Mad website skills
After his start in fine arts, you might wonder how Danny came to the advertising and tech industries. It all started when Danny wanted to send his painting portfolios to companies, but printing them was costing a fortune and he started wondering if there was a more efficient way to do this.
At that time – in 1997 – he was already familiar with the internet through his chatting activities with mIRC, and then he stumbled across a discounted book called HTML for Dummies. An idea crossed his mind and he taught himself to build a website, so that he could showcase his portfolio in a more efficient way to potential clients.
Being a fine arts student, he really did pay a lot of attention to his website details so that people could really appreciate his portfolio. And after a while, Danny received a call from a company called Adobe. He first thought that Adobe wanted to hire him for his fine arts skills, but interestingly, the tech company was more interested in Danny’s website-building and photoshop skills. He was hired to be Adobe’s art director.
Danny the entrepreneur
From then on, one thing just led to another. From fine arts, he worked in the advertising industry, and this led him to build his own ad agency called SemutApi Colony in 2001 in the US. This agency would later receive numerous awards like The Best Rising Star Agency in 2010 and it has handled numerous Fortune 1000 companies.
Danny acknowledges that one of his weaknesses is that he gets bored easily, so being good at just one thing was not satisfying enough for him. He would then use all these skills – artistic design, advertising, technology – to help grow his ventures. Fast forward to today, Danny has helped mastermind the Kaskus rebranding effort from formerly being known as a porn site into a respected forum, and has driven the site’s growth since 2008.
The 39-year-old Danny is now putting his mind to the latest startup, which his gut says has the potential to be one to look out for in the region. It’s a social interest platform called MindTalk.
Mindtalk, the next big Indonesian startup?
For me, MindTalk looks like a mix of Facebook and Twitter. The startup emphasizes its user-made channels, and through them, users can post, share, and receive information related to the channel. Danny likes to think that MindTalk is more like mailing list 2.0; people can build, discover, and join online communities easily.
One particular problem that MindTalk addresses is how brands can communicate with all their users cheaply. Facebook is now trying to monetize business pages, which require companies to pay if they want their posts delivered to all their users. MindTalk offers that same function for free.

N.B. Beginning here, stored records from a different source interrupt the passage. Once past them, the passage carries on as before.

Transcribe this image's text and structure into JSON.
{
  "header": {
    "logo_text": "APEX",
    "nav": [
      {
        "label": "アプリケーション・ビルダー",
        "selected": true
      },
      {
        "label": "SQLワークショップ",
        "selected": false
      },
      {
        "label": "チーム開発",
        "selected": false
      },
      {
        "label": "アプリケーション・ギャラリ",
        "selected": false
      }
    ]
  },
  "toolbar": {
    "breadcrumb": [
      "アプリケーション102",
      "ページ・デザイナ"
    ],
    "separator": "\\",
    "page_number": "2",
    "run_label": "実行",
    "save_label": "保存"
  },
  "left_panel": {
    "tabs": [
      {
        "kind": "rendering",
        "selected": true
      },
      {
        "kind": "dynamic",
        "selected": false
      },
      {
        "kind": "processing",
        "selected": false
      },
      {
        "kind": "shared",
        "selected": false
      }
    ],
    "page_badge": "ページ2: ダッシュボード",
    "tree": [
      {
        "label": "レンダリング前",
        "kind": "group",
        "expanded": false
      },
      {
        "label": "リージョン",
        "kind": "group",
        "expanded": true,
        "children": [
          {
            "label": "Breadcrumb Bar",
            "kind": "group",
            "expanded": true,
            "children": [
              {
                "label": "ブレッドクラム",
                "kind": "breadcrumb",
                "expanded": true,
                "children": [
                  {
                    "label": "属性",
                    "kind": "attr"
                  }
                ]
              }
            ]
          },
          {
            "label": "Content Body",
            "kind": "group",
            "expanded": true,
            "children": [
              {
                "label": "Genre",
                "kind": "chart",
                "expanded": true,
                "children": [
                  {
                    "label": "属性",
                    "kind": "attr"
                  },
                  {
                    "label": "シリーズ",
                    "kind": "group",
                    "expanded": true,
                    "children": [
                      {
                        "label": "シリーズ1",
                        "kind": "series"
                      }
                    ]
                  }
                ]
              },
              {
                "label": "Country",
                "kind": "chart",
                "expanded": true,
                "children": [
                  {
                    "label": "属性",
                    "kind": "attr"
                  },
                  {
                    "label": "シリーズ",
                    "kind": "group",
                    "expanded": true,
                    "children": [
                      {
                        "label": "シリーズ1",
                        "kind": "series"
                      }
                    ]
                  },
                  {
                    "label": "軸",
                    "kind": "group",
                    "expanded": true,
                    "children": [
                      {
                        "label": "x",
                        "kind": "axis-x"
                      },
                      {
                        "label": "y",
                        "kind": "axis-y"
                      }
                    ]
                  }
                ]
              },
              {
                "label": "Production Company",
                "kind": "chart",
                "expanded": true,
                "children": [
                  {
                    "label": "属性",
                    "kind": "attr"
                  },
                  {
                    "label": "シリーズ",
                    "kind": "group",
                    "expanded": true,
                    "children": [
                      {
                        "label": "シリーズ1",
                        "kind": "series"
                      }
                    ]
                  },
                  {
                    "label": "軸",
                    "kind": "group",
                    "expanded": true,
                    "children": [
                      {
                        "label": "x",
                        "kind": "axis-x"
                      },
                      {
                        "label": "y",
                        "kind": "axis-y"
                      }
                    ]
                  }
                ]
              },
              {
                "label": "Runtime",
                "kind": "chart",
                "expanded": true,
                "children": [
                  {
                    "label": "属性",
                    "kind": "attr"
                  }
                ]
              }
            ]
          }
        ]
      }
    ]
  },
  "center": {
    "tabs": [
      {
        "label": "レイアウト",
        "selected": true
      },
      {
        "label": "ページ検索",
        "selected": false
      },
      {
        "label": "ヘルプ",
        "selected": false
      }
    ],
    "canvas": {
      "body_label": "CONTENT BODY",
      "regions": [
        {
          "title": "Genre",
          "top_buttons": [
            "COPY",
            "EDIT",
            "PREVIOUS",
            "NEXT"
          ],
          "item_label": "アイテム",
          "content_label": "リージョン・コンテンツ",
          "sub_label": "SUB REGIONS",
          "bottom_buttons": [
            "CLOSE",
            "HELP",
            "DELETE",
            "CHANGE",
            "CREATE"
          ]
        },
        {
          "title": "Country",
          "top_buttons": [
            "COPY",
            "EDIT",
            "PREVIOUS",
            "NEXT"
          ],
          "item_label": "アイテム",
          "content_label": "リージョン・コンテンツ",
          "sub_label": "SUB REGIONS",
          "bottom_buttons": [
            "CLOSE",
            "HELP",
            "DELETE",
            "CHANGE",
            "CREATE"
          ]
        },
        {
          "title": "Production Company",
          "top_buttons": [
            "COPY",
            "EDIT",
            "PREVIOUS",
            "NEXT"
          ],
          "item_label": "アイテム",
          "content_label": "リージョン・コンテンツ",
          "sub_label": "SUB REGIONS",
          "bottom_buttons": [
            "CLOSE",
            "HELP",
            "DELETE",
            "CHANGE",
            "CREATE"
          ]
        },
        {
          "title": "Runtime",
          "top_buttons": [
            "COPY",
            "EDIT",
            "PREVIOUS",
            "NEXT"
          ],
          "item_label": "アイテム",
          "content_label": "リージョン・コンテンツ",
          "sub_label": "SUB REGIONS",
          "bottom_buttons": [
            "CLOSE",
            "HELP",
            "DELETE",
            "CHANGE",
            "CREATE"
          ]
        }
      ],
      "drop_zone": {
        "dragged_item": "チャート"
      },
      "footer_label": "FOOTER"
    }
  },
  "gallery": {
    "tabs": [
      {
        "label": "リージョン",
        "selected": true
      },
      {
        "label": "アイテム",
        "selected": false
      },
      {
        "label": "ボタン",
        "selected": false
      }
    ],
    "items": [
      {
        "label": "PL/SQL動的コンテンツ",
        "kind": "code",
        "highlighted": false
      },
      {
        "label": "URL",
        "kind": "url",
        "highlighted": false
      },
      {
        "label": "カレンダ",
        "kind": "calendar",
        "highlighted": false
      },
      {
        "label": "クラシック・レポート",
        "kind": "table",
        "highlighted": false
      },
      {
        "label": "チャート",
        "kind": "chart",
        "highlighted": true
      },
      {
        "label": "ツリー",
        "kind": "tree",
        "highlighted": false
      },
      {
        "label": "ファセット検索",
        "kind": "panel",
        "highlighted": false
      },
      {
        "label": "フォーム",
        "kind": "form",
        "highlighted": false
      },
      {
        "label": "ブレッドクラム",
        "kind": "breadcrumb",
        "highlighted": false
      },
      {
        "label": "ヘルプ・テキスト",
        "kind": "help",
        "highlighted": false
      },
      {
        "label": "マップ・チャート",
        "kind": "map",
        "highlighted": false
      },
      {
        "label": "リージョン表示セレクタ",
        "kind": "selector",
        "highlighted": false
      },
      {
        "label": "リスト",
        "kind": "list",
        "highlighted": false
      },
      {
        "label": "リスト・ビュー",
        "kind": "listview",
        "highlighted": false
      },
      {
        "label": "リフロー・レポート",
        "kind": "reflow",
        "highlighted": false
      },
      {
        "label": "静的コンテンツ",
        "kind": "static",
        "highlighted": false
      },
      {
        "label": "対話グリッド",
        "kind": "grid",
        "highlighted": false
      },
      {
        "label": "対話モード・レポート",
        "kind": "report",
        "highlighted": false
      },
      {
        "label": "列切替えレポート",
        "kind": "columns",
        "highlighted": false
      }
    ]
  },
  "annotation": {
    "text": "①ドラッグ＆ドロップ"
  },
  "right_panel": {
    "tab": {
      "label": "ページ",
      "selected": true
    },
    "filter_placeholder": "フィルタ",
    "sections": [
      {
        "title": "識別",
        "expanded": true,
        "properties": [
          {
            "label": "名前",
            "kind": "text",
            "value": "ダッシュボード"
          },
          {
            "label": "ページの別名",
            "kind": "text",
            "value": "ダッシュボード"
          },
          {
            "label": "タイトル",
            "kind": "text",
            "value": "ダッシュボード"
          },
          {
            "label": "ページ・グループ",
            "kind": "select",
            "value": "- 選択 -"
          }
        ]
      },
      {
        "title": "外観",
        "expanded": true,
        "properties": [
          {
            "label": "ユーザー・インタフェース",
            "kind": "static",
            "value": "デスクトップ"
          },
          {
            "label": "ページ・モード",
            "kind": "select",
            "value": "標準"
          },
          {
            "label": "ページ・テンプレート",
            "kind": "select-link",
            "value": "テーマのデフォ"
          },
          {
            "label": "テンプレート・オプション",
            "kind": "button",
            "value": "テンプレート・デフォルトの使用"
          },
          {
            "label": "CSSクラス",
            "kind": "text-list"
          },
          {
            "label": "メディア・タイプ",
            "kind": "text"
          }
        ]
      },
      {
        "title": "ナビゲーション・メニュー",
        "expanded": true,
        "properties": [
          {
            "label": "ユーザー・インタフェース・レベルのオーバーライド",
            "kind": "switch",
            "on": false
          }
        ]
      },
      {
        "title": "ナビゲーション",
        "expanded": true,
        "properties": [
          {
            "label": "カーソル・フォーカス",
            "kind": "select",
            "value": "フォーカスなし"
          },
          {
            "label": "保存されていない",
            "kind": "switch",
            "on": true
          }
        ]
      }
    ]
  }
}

Besides letting you build and own your own hashtag channels, MindTalk also lets you earn money from them. Danny says that if a company wants to put ads on a particular channel, then he will split the revenue with the channel owner, giving them as much as 50 percent. That is something that Facebook or Twitter don’t offer.
Since being fully launched last November, MindTalk now has around 500,000 members. Every month it records three million visitors from over 190 countries, with the top four being Indonesia, India, Malaysia, and Australia. On average, a user spends 23 minutes on the site.
Besides helping companies advertise their products and hold competitions on MindTalk, Danny monetizes from branded emoticons. In the future, when MindTalk has passed a significant number of users, he will also start selling premium emoticons to his users. And MindTalk is still in development, as Danny thinks that the current version is still 60 percent of what he envisions the site will be.
Built by a very experienced entrepreneur, MindTalk is definitely one startup that people should look out for.
(This is part of our founders series – uncovering and sharing the entrepreneurial stories of startups across Asia)
(Editing by Charlie Custer and Anh-Minh Do)